Dragobete, the Romanian Valentine’s Day
The Romanian equivalent of Valentine’s Day is called Dragobete. It dates back to Dacian times and is celebrated on February 24th.
Dragobete is the equivalent of Cupid, love’s god in Roman mythology, or Eros in Greek mythology. Dragobete, Youth God in Romanian Pantheon, nicknamed Spring Head, is celebrated, depending on the ethnographic area, on one of the days at the end of February or beginning of March.
The legend claims that Dragobete is Dochia’s son. He stands for a positive element, in opposition to Dochia who is the bad mother of the earth, the embodiment of the old year, of winter, according to Geto-Dacian mythology. Dochia is represented as an old woman wearing nine sheepskins that she sheds along the road as she leaves the country.

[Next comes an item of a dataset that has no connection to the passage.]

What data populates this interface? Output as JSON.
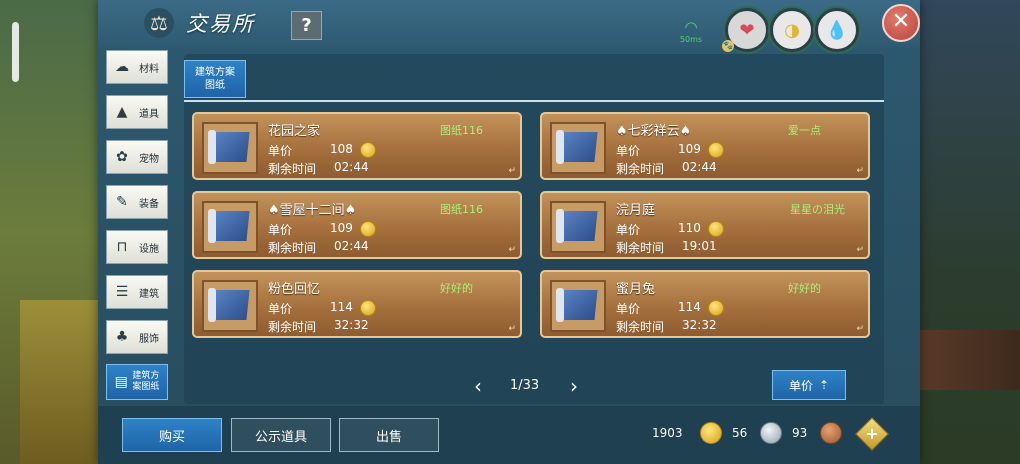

It is around Dragobete time that the birds begin to build their nests and mate. Dragobete customs vary from region to region. Considered locally the first day of spring, it is the moment when boys and girls pick snowdrops or other early spring plants for the person they are courting, and sing together. The girls keep the flowers until Sanziene day when they throw the flowers in a river.
As a rule, young people, girls and boys, meet at a house and spend the day together singing, eating and drinking, having a good time. Then they go to the nearby forest and make a hora, (traditional dance).
On Dragobete morning the girls and young women gather snow, melt it and use the water to wash their hair. They say their hair and complexion will be pretty and liked by men all year long.
Those who take part in Dragobete customs are supposed to be protected from illness, especially fevers, for the rest of the year. It is a common belief in some parts of Romania that, during this celebration, if you step over your partner’s foot, you will have the dominant role in your relationship.
Dragobete festivities, once awaited anxiously by young people living especially in Bucovina county, are almost forgotten. Only elderly people speak about them, trying to rekindle the flame in the heart of the young generations.
I fear this is unlikely to happen as Saint Valentine’s Day, that has no connection to Romanian spirituality, is a strong competitor. And a good advertiser for all kind of trades. All Dragobete rituals are little by little lost and replaced by the more glittering and louder ones of Valentine’s Day. No matter how beautiful Romanian traditions may be, the interculturalism is leaving its print on our customs.
Anyway, for those who still celebrate it, I wish a Happy Dragobete Day!
Author Carmen Stefanescu
Shadows of the Past
Publisher: Wild Child Publishing
Genre: paranormal/light romance/light historical/light horror.
Anne’s relationship with her boyfriend Neil has disintegrated. After a two-year separation, they pack for a week vacation in hopes of reconciling. But fate has other plans for them.
The discovery of a bejeweled cross and ancient human bones opens a door to a new and frightening world–one where the ghost of a medieval nun named Genevieve will not let Anne rest. This new world threatens not only to ruin Anne and Neil’s vacation but to end all hopes of reconciliation as Anne feels compelled to help free Genevieve’s soul from its torment.
Can Anne save her relationship and help Genevieve find her eternal rest?
A touching, compelling story of tragedy, loss and the power of endless love and good magic.
The twists and turns in this paranormal tale keep the reader guessing up to the end and weave themselves together into a quest to rekindle love.
Buy Link: Wild Child Publishing
Buy Link: Barnes & Noble